Do we remember David Bonior, who had been the #2 Democrat in the House, and Rep. Jim McDermott actually going to Baghdad to stand beside Saddam? I mean, it's one thing not to want to invade his country -- but quite another to go have your picture taken with him while he's still busy filling mass graves...

I could go on -- but the point is that these aren't mere anecdotes. In November 2002, well after 9/11, the Democrat-friendly Washington Monthly ran a cover story War Torn: Why Democrats Can't Think Straight About National Security, which tells how it all fits together.

The party of the presidency runs foreign policy. Are these really the people we want to take over foreign policy and national security now?

And what about Kerry himself?

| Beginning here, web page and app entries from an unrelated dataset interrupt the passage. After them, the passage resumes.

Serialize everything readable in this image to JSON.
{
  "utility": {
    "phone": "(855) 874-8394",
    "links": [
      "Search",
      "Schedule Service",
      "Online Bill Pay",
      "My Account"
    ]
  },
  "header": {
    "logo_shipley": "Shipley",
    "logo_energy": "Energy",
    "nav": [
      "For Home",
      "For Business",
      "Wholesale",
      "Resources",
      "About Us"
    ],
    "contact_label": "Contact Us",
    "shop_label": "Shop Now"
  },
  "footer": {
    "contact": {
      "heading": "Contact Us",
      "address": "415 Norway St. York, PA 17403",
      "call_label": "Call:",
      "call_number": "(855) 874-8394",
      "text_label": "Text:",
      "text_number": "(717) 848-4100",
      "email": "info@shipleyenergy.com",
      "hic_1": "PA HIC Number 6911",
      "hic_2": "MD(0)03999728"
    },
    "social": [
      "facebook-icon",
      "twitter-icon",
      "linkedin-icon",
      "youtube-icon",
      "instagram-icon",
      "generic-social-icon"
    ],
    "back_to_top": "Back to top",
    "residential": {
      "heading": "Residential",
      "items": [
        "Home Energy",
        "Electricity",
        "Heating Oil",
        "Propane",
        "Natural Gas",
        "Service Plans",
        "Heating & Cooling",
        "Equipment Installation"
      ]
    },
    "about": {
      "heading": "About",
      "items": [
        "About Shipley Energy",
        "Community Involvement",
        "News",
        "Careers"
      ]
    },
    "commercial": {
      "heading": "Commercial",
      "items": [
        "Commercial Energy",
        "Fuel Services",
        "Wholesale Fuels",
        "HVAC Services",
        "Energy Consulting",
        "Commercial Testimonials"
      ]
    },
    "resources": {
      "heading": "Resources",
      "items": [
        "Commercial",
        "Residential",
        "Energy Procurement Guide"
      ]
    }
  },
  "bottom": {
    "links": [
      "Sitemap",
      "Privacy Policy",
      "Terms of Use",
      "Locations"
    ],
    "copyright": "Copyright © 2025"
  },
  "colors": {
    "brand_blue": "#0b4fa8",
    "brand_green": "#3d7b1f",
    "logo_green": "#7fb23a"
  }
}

I'll limit myself to one thing he said on Meet the Press back in early 2001 -- when he wasn't running for President, and before 9/11...

"We don't have legitimacy in the world, Tim, if we go to other countries, in Bosnia or China or anywhere else, and not say, 'You know, we made some terrible mistakes.'

"And that honesty, that lack of a sense of honesty is part of what is driving people's anger toward the United States today..."

Considering when that statement was made, I have to conclude that he actually believes it in his heart of hearts -- he believes in a foreign policy of "Apologize First".

But why? So America will attain the credibility of China? Which is so well-known for admitting its terrible mistakes?? (Of which it has made more than a few!)

Or, perhaps, when setting American foreign policy Kerry won't recognize the credibility of China because it hasn't admitted its "terrible mistakes" to us all? (Will he recognize the credibility of France?)

I mean, is this what we want to be the starting point of the learning curve of a new President directing national security and foreign affairs in time of armed conflict?

For a broader look at Kerry's general leadership skills and executive abilities, consider the observations of Kerry supporter Mickey Kaus and consider -- as Mickey doesn't -- that they will likely apply to produce the same amount of success that he predicts for Kerry in domestic affairs when directing national security and foreign policy. Is that what we really want?

I could go on but won't, except to mention the matter of Kerry's apparent very calculated deceit about his military record, in order attain the position of military commander in chief, as noted in my prior couple posts. If that in fact proves true after he is elected, it will likely prove a real leadership problem for those he is supposed to be leading lead in time of war.

So who should be elected?

History may tell ... but I just can't bring myself to vote for Kerry, the man.